What Conditions Contribute to Heartburn?
- Anything that decreases the lower esophageal pressure or irritates the esophagus might contribute to heartburn.
- Hiatal Hernia: A hiatal hernia is an anatomical abnormality in which part of the stomach protrudes through the diaphragm and up into the chest. This condition often occurs during pregnancy and if one is overweight.
- Improper Diet: Consumption of fatty and spicy foods. Caffeine, chocolate, tomatoes and peppermint may also contribute to heartburn.
- Eating late and overeating
- Stressful lifestyles
Related Symptoms & Complications:
Other symptoms of heartburn may include sore throat, voice change, nausea, anxiety, burning pain when swallowing, a bitter or sour taste in your mouth, coughing and respiratory conditions such as, asthma, pneumonia and chronic bronchitis. If heartburn reoccurs frequently, it may cause complications in the esophagus, such as ulceration and Barrett’s esophagus, a pre-cancer lining of the esophagus. The inflammation of the esophagus may cause pain and bleeding during swallowing.
Ways to Treat Heartburn:
- Traditional Chinese Medicine has been treating heartburn effectively for thousands of years. Acupuncture and Chinese herbs can help not only reduce the symptoms of heartburn, but more important to help recover from the cause of G.E.R.D. by adjusting the esophageal pressure, lowering gastric acid, balancing the functions of the digestive organs. Additionally, we advise you to incorporate the following steps in the treatment plan.
- Stress Management: tai chi, qigong, meditation and deep breathing techniques.
- Diet: Avoid chocolate, tomato, peppermint, coffee, acidic fruit juices, sour, hot spicy, fatty and fried foods and alcohol.
- Change your eating habits: Eat slowly and chew well. Avoid eating big meals. Don’t over eat, only allow your stomach to be moderately full. Eat 5-6 small meals daily. Eat your dinner at least 3 hours before bedtime. Sit down in an upright chair and rest 20-30 minutes after eating prior to any activity.

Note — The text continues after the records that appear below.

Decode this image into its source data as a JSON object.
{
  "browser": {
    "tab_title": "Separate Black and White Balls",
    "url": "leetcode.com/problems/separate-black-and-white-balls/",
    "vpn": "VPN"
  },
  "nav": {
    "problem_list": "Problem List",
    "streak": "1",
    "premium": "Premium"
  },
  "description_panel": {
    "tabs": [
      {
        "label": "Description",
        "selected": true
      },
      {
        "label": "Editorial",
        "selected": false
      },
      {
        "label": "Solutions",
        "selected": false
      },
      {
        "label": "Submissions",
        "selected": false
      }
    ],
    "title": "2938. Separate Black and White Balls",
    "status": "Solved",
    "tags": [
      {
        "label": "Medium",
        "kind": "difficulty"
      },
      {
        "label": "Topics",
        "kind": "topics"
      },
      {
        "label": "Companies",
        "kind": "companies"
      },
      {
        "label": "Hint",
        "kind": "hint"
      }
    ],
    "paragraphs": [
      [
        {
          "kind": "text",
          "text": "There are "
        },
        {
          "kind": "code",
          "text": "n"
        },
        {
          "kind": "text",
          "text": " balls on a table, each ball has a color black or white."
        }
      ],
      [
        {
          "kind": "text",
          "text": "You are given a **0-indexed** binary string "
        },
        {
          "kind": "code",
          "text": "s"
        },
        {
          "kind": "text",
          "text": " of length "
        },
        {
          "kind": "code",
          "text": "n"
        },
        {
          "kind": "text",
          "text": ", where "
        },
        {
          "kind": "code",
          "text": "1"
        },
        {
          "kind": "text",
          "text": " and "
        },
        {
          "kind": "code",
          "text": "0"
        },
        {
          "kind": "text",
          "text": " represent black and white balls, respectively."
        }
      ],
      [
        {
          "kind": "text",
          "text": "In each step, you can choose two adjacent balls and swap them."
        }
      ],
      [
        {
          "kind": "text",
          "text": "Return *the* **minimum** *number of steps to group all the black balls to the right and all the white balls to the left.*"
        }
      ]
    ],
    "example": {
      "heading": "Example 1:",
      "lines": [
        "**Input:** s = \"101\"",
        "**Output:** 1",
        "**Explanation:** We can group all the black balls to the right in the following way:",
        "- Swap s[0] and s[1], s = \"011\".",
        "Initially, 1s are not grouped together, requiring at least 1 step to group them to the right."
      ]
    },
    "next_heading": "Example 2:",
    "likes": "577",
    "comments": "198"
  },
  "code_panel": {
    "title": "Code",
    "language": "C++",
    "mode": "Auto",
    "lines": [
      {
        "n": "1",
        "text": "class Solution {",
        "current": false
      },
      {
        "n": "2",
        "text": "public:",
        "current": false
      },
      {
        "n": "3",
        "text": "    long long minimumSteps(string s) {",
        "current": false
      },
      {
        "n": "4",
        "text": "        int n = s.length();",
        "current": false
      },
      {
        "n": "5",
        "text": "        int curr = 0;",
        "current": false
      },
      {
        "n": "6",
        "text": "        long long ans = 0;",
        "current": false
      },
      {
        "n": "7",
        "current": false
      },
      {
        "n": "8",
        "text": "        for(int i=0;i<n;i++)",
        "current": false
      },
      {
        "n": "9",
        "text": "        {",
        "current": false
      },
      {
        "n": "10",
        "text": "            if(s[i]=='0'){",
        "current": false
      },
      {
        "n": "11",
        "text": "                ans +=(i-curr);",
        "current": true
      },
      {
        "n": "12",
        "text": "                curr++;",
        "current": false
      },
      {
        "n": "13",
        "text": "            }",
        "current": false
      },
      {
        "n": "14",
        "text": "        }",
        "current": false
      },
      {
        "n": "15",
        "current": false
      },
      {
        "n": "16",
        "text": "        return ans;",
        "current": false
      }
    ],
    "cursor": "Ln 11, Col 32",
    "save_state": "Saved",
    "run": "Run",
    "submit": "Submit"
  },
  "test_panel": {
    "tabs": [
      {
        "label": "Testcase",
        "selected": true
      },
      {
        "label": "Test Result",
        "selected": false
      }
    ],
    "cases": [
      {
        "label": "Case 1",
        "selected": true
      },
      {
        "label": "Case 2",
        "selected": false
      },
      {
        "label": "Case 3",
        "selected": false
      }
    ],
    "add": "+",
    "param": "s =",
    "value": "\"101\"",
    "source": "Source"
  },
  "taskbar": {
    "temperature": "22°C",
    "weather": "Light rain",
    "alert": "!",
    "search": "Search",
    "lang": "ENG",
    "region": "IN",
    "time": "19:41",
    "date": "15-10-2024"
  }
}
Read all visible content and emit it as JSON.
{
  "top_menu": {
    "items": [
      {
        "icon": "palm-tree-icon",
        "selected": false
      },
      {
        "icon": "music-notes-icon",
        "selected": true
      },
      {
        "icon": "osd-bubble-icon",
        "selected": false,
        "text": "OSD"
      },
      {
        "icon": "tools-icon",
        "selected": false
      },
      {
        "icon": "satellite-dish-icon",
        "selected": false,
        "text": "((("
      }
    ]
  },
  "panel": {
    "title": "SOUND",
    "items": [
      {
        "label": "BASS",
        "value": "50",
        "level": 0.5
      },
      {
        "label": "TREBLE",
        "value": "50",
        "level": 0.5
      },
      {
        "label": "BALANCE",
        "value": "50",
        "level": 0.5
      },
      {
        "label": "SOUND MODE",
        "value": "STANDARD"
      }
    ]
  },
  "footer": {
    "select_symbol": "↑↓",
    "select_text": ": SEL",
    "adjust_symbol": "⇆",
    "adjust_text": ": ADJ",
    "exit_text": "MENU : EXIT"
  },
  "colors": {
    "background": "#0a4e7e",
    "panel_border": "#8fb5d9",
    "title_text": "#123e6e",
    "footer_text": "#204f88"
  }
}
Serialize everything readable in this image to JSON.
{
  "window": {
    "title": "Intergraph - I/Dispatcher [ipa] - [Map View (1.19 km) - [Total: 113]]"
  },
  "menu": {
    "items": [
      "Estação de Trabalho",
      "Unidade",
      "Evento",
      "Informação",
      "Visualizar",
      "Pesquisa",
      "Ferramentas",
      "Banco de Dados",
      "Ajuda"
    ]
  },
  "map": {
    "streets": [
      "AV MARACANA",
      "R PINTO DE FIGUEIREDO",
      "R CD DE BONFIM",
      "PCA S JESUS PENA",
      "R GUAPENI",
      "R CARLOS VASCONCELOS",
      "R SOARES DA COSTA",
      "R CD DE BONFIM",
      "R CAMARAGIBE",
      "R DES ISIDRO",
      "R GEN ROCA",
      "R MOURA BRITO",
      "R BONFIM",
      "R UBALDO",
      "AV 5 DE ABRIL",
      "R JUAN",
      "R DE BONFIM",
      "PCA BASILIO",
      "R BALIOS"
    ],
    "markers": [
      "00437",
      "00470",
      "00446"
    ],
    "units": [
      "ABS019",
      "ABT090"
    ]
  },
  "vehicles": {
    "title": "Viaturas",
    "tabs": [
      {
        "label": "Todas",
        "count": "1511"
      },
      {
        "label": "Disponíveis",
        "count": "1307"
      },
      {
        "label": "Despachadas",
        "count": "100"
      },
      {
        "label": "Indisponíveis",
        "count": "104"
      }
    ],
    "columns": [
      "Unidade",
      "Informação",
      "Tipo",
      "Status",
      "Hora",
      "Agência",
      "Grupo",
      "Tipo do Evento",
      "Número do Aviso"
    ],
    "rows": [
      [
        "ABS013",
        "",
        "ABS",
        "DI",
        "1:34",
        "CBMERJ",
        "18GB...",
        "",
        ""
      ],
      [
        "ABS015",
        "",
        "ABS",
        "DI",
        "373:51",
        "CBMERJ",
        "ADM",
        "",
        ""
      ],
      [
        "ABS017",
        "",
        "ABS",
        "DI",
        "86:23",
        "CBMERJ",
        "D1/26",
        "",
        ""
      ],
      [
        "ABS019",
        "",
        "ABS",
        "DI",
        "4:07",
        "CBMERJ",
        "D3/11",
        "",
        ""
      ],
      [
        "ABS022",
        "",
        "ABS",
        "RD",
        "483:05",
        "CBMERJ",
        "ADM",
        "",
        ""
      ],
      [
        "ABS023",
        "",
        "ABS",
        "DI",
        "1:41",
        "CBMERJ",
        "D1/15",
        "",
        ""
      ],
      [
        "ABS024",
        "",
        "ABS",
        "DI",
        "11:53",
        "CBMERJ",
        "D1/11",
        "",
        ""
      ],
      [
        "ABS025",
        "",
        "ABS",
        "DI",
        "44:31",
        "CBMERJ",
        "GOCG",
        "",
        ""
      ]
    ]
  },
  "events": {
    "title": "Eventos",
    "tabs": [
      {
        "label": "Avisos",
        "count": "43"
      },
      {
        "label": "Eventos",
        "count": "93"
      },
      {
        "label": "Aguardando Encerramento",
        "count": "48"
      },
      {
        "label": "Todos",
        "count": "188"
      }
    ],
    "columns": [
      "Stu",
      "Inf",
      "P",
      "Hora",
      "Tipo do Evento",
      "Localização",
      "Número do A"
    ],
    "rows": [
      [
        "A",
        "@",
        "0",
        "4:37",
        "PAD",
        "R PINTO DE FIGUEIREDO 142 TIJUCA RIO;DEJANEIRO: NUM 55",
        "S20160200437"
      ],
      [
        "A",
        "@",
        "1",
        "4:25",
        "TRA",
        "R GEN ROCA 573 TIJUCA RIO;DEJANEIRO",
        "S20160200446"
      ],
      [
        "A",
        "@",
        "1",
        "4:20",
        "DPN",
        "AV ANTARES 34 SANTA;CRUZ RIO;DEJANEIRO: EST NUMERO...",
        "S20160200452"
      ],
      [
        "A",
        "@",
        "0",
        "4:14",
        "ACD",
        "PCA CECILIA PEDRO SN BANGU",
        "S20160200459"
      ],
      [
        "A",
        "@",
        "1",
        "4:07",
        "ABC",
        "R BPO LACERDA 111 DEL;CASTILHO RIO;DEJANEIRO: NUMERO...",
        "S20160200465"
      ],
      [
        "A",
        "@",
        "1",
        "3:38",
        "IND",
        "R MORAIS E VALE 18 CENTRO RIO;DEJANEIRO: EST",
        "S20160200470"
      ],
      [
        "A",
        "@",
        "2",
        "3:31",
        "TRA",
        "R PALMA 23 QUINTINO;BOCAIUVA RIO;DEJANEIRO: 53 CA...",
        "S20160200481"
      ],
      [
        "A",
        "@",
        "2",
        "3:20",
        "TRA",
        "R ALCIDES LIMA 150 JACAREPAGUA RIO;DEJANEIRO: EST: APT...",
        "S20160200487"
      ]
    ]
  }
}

- Weight Control: Please talk with your practitioner about our weight control program.
- Stop Smoking: Please consult with you practitioner about how acupuncture and Chinese herbs, can help with a smoking cessation program.
- Posture: When sleeping. elevate your upper body by 5 – 6 inches or try sleeping on your left side. Avoid bending from the waist or stooping just after meals.
- Clothing: Avoid tight belts, clothing and bras that increase pressure on your stomach and chest.